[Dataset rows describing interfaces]

↓↓↓

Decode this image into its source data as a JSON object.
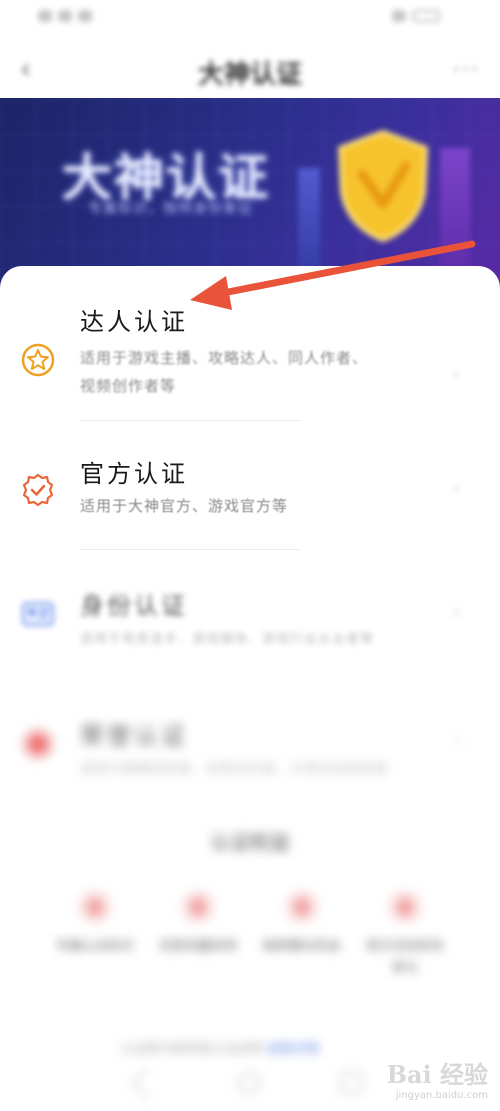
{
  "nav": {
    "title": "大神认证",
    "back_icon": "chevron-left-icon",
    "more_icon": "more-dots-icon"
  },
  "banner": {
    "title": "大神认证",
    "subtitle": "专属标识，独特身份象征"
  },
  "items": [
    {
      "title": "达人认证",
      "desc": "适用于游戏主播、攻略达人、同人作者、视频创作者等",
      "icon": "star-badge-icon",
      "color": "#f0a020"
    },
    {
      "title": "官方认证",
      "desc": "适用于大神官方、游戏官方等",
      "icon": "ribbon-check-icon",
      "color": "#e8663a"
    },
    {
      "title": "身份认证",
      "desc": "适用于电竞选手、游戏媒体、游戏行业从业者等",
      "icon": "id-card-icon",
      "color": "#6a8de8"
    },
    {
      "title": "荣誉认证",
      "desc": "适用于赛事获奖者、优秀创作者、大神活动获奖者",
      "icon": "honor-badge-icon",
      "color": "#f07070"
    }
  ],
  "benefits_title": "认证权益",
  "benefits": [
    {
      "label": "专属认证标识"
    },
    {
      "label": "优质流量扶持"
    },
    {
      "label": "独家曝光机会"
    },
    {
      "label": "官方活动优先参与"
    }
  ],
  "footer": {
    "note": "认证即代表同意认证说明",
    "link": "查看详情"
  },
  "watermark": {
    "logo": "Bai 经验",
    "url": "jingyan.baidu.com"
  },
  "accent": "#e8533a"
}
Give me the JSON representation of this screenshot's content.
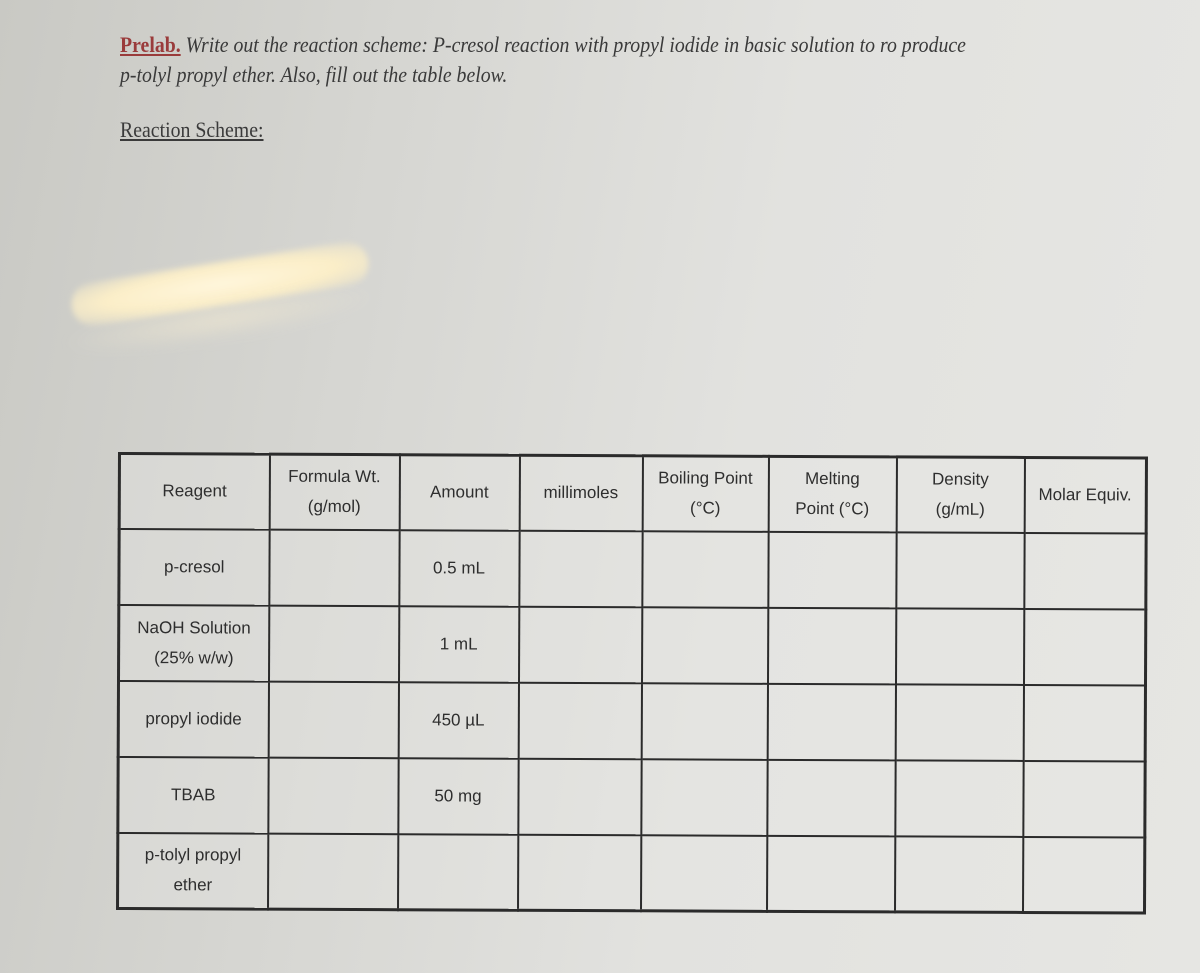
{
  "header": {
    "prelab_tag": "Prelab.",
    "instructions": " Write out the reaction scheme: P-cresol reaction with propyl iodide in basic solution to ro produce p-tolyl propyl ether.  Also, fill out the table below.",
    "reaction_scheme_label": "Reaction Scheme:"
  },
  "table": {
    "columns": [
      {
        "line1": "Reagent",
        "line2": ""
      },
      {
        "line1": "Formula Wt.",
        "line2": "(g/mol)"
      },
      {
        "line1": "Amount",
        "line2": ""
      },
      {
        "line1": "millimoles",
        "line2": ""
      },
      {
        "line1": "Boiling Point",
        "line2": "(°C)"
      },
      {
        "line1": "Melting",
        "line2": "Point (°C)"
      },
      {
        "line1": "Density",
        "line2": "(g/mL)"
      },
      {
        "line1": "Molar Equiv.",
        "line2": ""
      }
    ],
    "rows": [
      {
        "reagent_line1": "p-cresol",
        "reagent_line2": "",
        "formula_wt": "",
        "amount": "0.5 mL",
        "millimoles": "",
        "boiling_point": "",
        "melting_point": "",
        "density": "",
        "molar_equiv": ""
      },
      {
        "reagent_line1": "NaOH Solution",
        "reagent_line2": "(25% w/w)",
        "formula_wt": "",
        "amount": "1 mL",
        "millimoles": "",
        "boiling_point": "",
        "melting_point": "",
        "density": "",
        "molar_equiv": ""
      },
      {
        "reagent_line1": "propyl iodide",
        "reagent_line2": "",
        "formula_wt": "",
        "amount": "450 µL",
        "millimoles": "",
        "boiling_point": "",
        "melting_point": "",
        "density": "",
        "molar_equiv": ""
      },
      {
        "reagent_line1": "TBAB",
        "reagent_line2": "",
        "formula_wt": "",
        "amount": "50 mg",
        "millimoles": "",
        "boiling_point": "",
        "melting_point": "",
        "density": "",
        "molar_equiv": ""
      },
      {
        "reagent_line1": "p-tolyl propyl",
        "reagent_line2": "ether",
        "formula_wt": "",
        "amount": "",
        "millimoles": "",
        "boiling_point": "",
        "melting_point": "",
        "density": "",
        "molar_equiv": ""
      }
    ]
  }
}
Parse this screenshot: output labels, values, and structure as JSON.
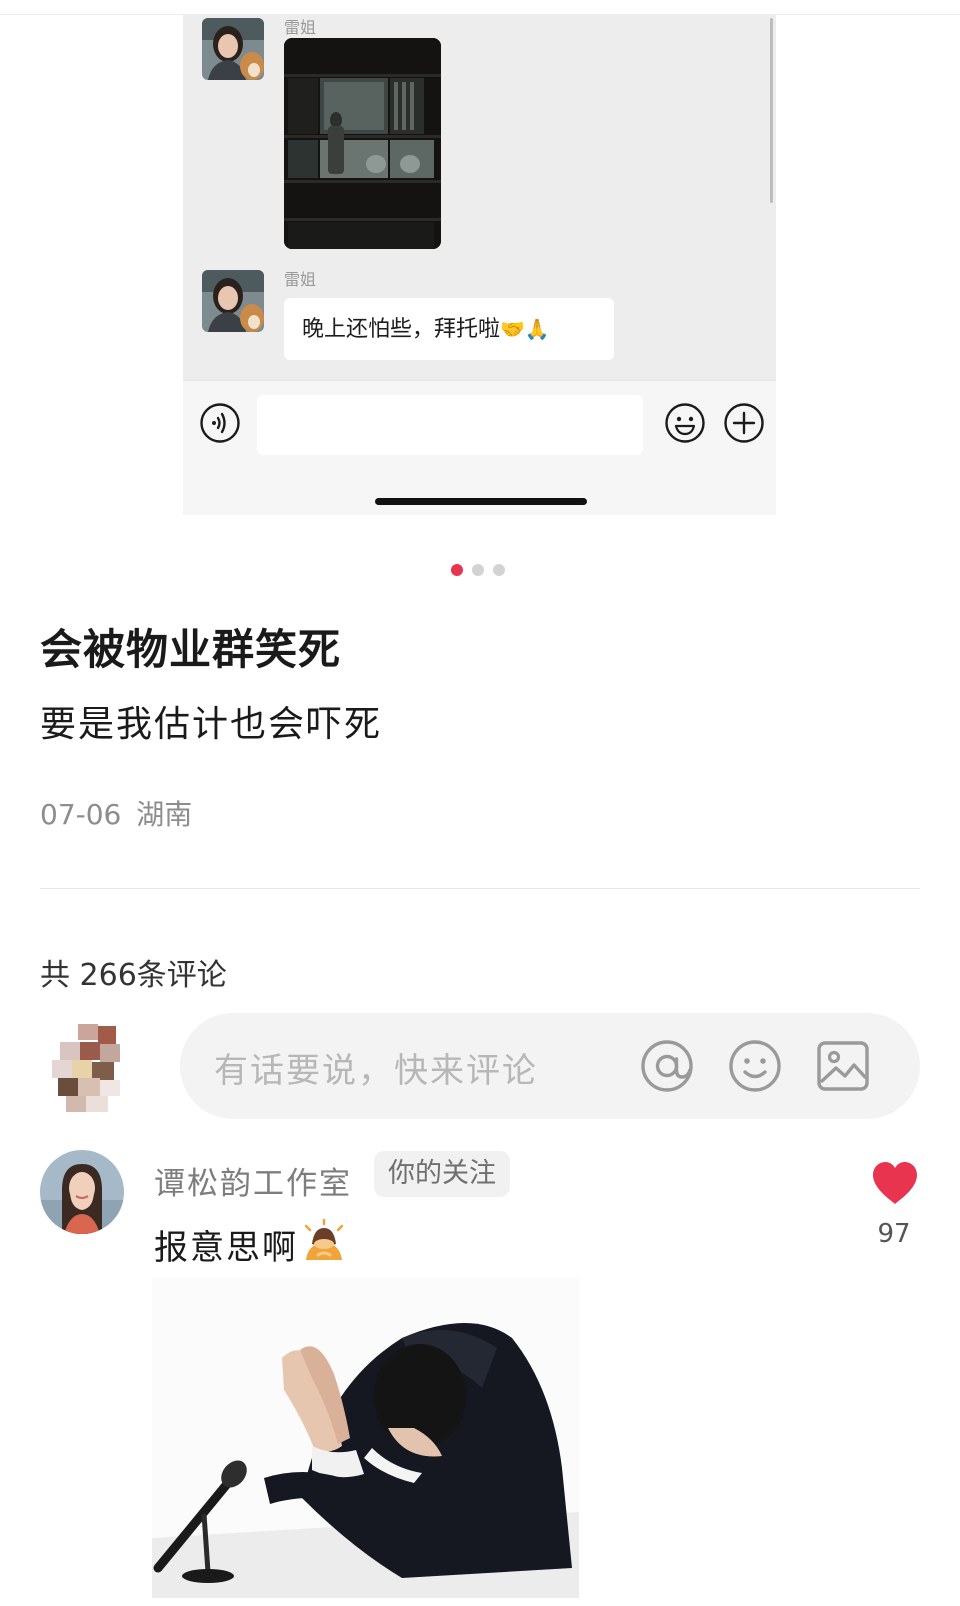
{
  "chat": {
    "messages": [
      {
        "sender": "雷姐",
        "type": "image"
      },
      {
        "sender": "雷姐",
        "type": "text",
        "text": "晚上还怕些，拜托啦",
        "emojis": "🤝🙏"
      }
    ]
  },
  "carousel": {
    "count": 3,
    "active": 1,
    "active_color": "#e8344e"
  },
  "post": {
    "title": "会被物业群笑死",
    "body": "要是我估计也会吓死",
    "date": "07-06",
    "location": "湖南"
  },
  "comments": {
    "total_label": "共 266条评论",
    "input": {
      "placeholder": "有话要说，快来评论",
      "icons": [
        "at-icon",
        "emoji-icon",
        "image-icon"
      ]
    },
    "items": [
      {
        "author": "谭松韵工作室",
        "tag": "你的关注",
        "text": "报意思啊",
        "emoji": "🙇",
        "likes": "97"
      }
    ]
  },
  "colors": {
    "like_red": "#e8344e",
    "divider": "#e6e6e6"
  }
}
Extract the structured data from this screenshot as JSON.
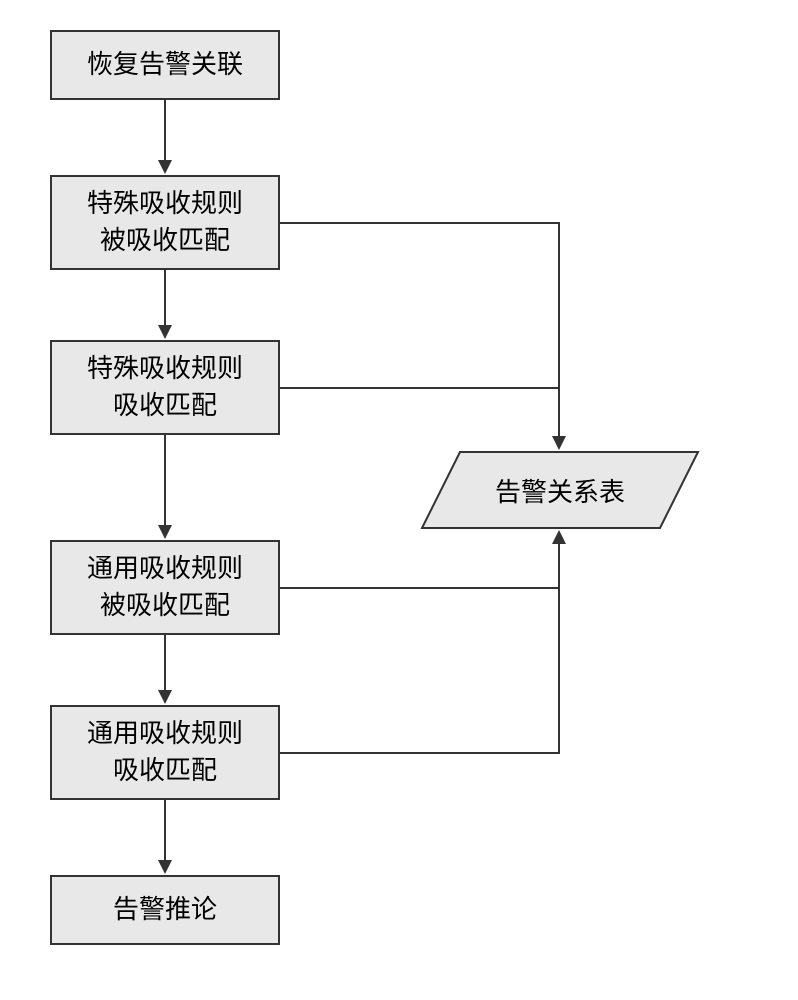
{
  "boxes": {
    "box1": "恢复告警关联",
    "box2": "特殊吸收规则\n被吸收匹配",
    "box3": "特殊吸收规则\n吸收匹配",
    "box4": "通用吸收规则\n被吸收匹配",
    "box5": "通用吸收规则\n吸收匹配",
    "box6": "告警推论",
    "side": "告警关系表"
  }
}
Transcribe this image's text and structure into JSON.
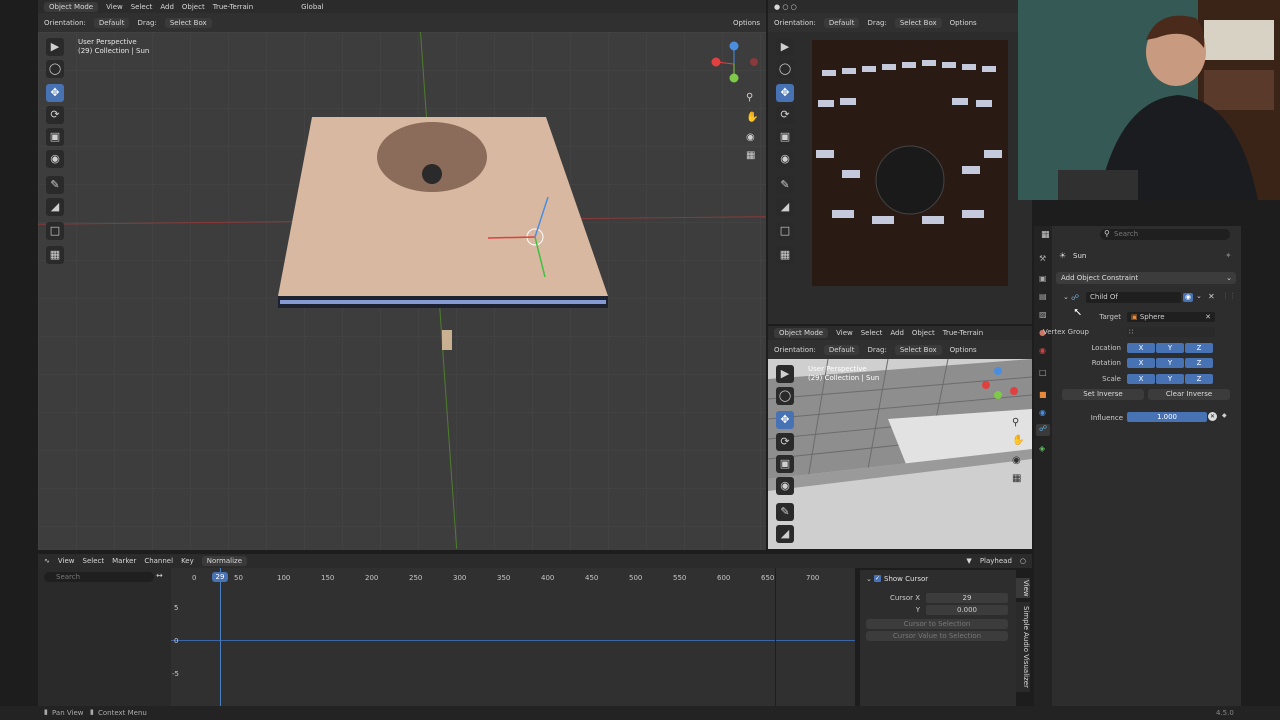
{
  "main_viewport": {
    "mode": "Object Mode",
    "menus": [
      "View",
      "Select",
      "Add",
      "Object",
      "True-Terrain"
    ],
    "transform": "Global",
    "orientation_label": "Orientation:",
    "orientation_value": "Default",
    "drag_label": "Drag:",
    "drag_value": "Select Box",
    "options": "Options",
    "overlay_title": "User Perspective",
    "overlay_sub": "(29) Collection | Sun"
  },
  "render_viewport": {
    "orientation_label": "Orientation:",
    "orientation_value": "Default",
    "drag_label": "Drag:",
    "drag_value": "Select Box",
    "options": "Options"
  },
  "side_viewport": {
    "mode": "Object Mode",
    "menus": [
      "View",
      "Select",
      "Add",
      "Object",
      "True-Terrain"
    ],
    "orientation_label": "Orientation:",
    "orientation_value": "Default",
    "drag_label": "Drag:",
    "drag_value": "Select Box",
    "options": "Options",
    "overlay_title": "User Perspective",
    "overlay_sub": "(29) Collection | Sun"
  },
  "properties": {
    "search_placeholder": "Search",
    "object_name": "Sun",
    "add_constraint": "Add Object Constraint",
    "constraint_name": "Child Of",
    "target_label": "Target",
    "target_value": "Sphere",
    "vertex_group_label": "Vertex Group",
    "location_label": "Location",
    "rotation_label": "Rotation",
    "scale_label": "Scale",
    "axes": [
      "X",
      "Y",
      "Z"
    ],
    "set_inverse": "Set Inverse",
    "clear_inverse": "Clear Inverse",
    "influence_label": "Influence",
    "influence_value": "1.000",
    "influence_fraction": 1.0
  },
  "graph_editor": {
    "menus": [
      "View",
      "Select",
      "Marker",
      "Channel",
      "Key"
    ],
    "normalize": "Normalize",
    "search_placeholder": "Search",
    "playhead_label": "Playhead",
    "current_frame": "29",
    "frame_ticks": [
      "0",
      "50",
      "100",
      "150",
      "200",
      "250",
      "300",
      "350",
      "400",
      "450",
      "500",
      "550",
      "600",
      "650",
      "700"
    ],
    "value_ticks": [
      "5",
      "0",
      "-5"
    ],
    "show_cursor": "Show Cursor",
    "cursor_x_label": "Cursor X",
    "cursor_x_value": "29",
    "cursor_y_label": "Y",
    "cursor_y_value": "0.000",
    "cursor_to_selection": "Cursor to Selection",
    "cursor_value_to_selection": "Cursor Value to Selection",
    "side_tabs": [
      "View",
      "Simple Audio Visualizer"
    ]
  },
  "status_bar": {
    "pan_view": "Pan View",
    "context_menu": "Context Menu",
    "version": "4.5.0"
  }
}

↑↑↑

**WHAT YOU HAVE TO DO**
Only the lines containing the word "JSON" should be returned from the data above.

**SOLUTION TO THE PROBLEM**
Decode this image into its source data as a JSON object.
Give me the JSON representation of this screenshot's content.
Parse this screenshot: output labels, values, and structure as JSON.
Extract the structured data from this screenshot as JSON.
Transcribe this image's text and structure into JSON.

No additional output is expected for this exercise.